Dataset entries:
□ □ □ □

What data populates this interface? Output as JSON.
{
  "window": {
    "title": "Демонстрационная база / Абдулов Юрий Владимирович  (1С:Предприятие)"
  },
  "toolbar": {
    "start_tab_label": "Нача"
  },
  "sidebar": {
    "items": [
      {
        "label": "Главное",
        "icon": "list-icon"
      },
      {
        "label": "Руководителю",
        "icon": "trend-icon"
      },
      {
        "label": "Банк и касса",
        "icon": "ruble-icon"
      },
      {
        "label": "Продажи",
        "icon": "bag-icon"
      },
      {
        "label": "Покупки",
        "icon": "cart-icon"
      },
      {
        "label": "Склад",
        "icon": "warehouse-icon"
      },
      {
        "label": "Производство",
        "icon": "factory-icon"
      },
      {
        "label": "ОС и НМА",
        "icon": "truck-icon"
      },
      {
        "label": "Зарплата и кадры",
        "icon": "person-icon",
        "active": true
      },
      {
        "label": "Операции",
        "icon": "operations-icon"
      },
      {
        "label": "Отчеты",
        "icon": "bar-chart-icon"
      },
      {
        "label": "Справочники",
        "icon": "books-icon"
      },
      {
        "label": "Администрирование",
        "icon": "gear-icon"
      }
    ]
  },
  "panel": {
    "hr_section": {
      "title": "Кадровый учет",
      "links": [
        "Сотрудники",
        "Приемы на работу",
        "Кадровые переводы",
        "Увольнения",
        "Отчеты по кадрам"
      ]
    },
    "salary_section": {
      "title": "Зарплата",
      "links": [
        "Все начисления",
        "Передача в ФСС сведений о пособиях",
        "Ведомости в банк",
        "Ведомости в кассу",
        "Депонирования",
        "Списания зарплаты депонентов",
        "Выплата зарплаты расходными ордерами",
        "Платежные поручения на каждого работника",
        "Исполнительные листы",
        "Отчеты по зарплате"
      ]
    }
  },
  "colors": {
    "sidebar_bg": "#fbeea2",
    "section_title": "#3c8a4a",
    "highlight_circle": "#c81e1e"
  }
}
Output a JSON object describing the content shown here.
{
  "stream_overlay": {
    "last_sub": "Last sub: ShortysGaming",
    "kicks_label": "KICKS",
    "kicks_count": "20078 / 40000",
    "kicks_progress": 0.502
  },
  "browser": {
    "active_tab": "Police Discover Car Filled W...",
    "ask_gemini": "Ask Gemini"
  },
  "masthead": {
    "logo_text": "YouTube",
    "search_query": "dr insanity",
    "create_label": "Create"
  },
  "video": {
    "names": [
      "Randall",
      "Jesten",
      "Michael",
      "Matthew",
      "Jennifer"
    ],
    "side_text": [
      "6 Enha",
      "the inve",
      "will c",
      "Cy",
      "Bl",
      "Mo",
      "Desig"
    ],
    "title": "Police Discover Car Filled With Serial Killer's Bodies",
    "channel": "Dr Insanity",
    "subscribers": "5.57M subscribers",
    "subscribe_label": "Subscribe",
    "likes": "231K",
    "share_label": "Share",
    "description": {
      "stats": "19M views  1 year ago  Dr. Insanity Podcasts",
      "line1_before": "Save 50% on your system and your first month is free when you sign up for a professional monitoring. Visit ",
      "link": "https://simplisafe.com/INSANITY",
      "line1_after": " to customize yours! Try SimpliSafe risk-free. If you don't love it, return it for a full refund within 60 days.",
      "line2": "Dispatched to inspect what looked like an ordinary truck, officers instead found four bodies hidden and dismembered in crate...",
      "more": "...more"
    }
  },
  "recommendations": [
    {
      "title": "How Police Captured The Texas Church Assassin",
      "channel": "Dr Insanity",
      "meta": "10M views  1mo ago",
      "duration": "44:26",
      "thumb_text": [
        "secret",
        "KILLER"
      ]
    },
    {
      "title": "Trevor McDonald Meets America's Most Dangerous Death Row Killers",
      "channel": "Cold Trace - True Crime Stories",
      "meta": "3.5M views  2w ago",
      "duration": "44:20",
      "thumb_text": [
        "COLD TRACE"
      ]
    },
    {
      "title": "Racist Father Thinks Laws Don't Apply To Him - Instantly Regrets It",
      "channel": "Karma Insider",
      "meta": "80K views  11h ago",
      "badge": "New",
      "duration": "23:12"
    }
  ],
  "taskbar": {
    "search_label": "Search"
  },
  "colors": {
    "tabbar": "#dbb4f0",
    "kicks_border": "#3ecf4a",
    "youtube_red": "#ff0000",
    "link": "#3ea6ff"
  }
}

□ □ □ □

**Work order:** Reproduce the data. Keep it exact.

**Reply to the task:**
What data populates this interface? Output as JSON.
{
  "window": {
    "title": "Демонстрационная база / Абдулов Юрий Владимирович  (1С:Предприятие)"
  },
  "toolbar": {
    "start_tab_label": "Нача"
  },
  "sidebar": {
    "items": [
      {
        "label": "Главное",
        "icon": "list-icon"
      },
      {
        "label": "Руководителю",
        "icon": "trend-icon"
      },
      {
        "label": "Банк и касса",
        "icon": "ruble-icon"
      },
      {
        "label": "Продажи",
        "icon": "bag-icon"
      },
      {
        "label": "Покупки",
        "icon": "cart-icon"
      },
      {
        "label": "Склад",
        "icon": "warehouse-icon"
      },
      {
        "label": "Производство",
        "icon": "factory-icon"
      },
      {
        "label": "ОС и НМА",
        "icon": "truck-icon"
      },
      {
        "label": "Зарплата и кадры",
        "icon": "person-icon",
        "active": true
      },
      {
        "label": "Операции",
        "icon": "operations-icon"
      },
      {
        "label": "Отчеты",
        "icon": "bar-chart-icon"
      },
      {
        "label": "Справочники",
        "icon": "books-icon"
      },
      {
        "label": "Администрирование",
        "icon": "gear-icon"
      }
    ]
  },
  "panel": {
    "hr_section": {
      "title": "Кадровый учет",
      "links": [
        "Сотрудники",
        "Приемы на работу",
        "Кадровые переводы",
        "Увольнения",
        "Отчеты по кадрам"
      ]
    },
    "salary_section": {
      "title": "Зарплата",
      "links": [
        "Все начисления",
        "Передача в ФСС сведений о пособиях",
        "Ведомости в банк",
        "Ведомости в кассу",
        "Депонирования",
        "Списания зарплаты депонентов",
        "Выплата зарплаты расходными ордерами",
        "Платежные поручения на каждого работника",
        "Исполнительные листы",
        "Отчеты по зарплате"
      ]
    }
  },
  "colors": {
    "sidebar_bg": "#fbeea2",
    "section_title": "#3c8a4a",
    "highlight_circle": "#c81e1e"
  }
}
Output a JSON object describing the content shown here.
{
  "stream_overlay": {
    "last_sub": "Last sub: ShortysGaming",
    "kicks_label": "KICKS",
    "kicks_count": "20078 / 40000",
    "kicks_progress": 0.502
  },
  "browser": {
    "active_tab": "Police Discover Car Filled W...",
    "ask_gemini": "Ask Gemini"
  },
  "masthead": {
    "logo_text": "YouTube",
    "search_query": "dr insanity",
    "create_label": "Create"
  },
  "video": {
    "names": [
      "Randall",
      "Jesten",
      "Michael",
      "Matthew",
      "Jennifer"
    ],
    "side_text": [
      "6 Enha",
      "the inve",
      "will c",
      "Cy",
      "Bl",
      "Mo",
      "Desig"
    ],
    "title": "Police Discover Car Filled With Serial Killer's Bodies",
    "channel": "Dr Insanity",
    "subscribers": "5.57M subscribers",
    "subscribe_label": "Subscribe",
    "likes": "231K",
    "share_label": "Share",
    "description": {
      "stats": "19M views  1 year ago  Dr. Insanity Podcasts",
      "line1_before": "Save 50% on your system and your first month is free when you sign up for a professional monitoring. Visit ",
      "link": "https://simplisafe.com/INSANITY",
      "line1_after": " to customize yours! Try SimpliSafe risk-free. If you don't love it, return it for a full refund within 60 days.",
      "line2": "Dispatched to inspect what looked like an ordinary truck, officers instead found four bodies hidden and dismembered in crate...",
      "more": "...more"
    }
  },
  "recommendations": [
    {
      "title": "How Police Captured The Texas Church Assassin",
      "channel": "Dr Insanity",
      "meta": "10M views  1mo ago",
      "duration": "44:26",
      "thumb_text": [
        "secret",
        "KILLER"
      ]
    },
    {
      "title": "Trevor McDonald Meets America's Most Dangerous Death Row Killers",
      "channel": "Cold Trace - True Crime Stories",
      "meta": "3.5M views  2w ago",
      "duration": "44:20",
      "thumb_text": [
        "COLD TRACE"
      ]
    },
    {
      "title": "Racist Father Thinks Laws Don't Apply To Him - Instantly Regrets It",
      "channel": "Karma Insider",
      "meta": "80K views  11h ago",
      "badge": "New",
      "duration": "23:12"
    }
  ],
  "taskbar": {
    "search_label": "Search"
  },
  "colors": {
    "tabbar": "#dbb4f0",
    "kicks_border": "#3ecf4a",
    "youtube_red": "#ff0000",
    "link": "#3ea6ff"
  }
}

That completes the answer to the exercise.